"I inspected every inch of my ship and my boys knew I would," he said, remembering a crew that jumped at his commands 70 years ago. "They used to compete to see who could get a little shoe-to-shoe tap, my sign of approval."

He shrugged off the changes made to LST 393 during her years as a cross-lake freighter from 1947 to 1973. But he was taken aback when he saw the wooden ship’s wheel in the wheelhouse.

"What the heck is that?" he asked in mock horror. "No LST ever had a wheel like that. We had a thin metal wheel. That looks like something from a sailboat."

He approved of the restorations where volunteers have worked to make compartments look like they did back in 1944. He said he felt like he could sit down and take a meal in the wardroom, where officers were served food during wartime. And he felt right at home in the captain’s quarters, although he pointed out that some of the furniture was not placed quite right.

LSTs were the largest landing craft built – nearly 330 feet long and 50 feet wide – and could go right up onto a beach. They carried tanks, trucks, artillery and almost any other weapon of war imaginable. LST 393 – moored at the Mart Dock on the Muskegon waterfront – is now a museum.
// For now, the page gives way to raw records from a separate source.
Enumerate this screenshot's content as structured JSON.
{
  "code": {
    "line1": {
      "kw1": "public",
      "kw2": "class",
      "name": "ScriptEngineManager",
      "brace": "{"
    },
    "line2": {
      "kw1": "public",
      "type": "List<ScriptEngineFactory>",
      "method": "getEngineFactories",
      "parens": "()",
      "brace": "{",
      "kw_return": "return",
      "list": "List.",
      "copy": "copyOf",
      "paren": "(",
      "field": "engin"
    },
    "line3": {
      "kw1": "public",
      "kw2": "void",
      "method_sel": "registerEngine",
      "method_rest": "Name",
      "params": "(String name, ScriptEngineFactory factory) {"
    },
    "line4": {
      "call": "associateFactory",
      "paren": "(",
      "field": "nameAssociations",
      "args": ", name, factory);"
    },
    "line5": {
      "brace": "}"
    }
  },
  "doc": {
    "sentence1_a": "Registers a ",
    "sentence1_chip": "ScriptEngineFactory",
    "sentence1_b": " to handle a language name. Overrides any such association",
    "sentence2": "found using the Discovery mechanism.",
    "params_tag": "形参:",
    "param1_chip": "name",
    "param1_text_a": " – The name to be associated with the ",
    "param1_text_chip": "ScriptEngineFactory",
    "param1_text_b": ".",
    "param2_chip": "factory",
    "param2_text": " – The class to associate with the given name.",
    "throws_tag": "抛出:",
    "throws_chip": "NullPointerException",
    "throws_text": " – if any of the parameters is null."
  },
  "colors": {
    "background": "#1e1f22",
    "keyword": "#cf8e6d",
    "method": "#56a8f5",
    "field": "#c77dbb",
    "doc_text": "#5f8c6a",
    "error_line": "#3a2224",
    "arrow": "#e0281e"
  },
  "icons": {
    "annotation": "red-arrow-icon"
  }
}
It offers tours to view renovated areas of the ship and museum exhibits; it also hosts a wide variety of events and memorials.

Hessemer stood at LST 393’s ramp and spent a few moments looking out through the giant bow doors. The view was of downtown Muskegon, but he was probably seeing a beach in the Philippines where his beloved LST 573 had just successfully landed.

"It was an honor to be aboard," he said. "She's in great shape."

"Carry on."